[Items listed in a dataset]
****************************************
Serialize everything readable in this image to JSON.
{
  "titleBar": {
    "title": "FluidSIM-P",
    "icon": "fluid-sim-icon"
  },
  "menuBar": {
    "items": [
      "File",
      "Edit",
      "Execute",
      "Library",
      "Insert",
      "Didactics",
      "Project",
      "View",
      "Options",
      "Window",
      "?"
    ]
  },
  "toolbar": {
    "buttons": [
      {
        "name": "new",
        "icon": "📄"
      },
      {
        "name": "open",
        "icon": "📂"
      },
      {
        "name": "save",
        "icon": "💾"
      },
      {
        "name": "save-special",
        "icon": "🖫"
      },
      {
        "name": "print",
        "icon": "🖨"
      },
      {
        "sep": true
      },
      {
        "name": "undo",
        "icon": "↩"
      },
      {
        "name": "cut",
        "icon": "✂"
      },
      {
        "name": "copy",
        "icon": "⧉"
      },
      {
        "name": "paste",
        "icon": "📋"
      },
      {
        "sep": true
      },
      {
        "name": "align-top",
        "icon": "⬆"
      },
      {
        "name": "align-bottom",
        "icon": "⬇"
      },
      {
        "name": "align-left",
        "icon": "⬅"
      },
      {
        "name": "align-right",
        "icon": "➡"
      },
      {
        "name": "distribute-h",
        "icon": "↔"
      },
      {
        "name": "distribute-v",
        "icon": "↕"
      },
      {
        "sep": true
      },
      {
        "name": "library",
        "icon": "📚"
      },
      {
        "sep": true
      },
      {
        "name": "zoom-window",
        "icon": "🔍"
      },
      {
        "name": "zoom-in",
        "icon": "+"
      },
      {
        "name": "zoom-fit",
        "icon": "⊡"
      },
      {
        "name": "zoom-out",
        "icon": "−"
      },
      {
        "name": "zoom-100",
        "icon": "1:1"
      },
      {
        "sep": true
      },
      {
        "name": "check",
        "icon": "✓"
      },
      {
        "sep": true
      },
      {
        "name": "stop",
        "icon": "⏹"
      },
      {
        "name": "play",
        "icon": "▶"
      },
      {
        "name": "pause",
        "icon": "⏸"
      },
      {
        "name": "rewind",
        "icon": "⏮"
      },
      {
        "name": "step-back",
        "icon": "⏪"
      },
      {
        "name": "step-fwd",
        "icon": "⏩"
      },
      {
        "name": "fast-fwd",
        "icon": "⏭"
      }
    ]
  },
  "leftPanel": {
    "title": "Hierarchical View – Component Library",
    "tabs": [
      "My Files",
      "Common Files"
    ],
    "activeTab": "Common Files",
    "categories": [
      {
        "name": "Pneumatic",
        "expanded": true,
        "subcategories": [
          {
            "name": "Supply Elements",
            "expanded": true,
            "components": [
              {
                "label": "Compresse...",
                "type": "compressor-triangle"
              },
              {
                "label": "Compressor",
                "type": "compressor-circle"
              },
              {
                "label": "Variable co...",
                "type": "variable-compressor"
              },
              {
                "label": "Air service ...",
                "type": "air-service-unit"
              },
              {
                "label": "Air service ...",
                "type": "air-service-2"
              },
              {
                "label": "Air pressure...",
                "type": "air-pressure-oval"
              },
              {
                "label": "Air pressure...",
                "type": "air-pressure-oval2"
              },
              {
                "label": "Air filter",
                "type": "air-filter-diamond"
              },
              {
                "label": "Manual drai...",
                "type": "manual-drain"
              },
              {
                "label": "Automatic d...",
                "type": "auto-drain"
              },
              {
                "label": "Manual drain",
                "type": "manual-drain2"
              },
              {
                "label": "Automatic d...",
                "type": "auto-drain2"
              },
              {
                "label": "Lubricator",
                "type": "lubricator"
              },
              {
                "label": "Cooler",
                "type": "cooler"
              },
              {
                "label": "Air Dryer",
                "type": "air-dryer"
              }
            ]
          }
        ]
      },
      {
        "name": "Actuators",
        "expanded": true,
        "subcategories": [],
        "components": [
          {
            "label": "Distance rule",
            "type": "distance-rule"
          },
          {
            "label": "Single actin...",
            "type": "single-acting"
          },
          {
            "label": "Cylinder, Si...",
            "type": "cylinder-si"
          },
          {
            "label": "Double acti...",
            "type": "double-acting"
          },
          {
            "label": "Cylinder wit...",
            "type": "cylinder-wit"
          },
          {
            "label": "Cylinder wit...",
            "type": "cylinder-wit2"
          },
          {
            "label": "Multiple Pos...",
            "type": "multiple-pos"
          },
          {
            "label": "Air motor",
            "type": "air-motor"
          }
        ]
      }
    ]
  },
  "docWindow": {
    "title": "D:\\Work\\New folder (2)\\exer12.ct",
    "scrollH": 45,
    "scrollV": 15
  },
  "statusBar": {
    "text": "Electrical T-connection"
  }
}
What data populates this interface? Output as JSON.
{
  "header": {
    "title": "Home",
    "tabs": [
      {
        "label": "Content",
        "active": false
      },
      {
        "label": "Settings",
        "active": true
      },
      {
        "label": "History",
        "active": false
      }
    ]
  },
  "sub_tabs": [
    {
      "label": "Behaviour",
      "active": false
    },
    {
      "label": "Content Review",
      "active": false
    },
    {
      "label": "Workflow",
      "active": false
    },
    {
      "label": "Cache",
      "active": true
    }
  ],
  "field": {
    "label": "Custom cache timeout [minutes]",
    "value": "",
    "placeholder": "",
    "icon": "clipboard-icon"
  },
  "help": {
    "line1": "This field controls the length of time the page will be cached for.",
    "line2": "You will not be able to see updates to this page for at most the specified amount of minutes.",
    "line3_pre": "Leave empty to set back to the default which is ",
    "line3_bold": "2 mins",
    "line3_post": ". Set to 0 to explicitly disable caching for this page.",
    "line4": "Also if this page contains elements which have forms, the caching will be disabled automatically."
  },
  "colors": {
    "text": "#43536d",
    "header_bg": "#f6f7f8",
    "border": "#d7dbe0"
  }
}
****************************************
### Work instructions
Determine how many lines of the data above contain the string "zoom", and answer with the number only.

### Exercise response
5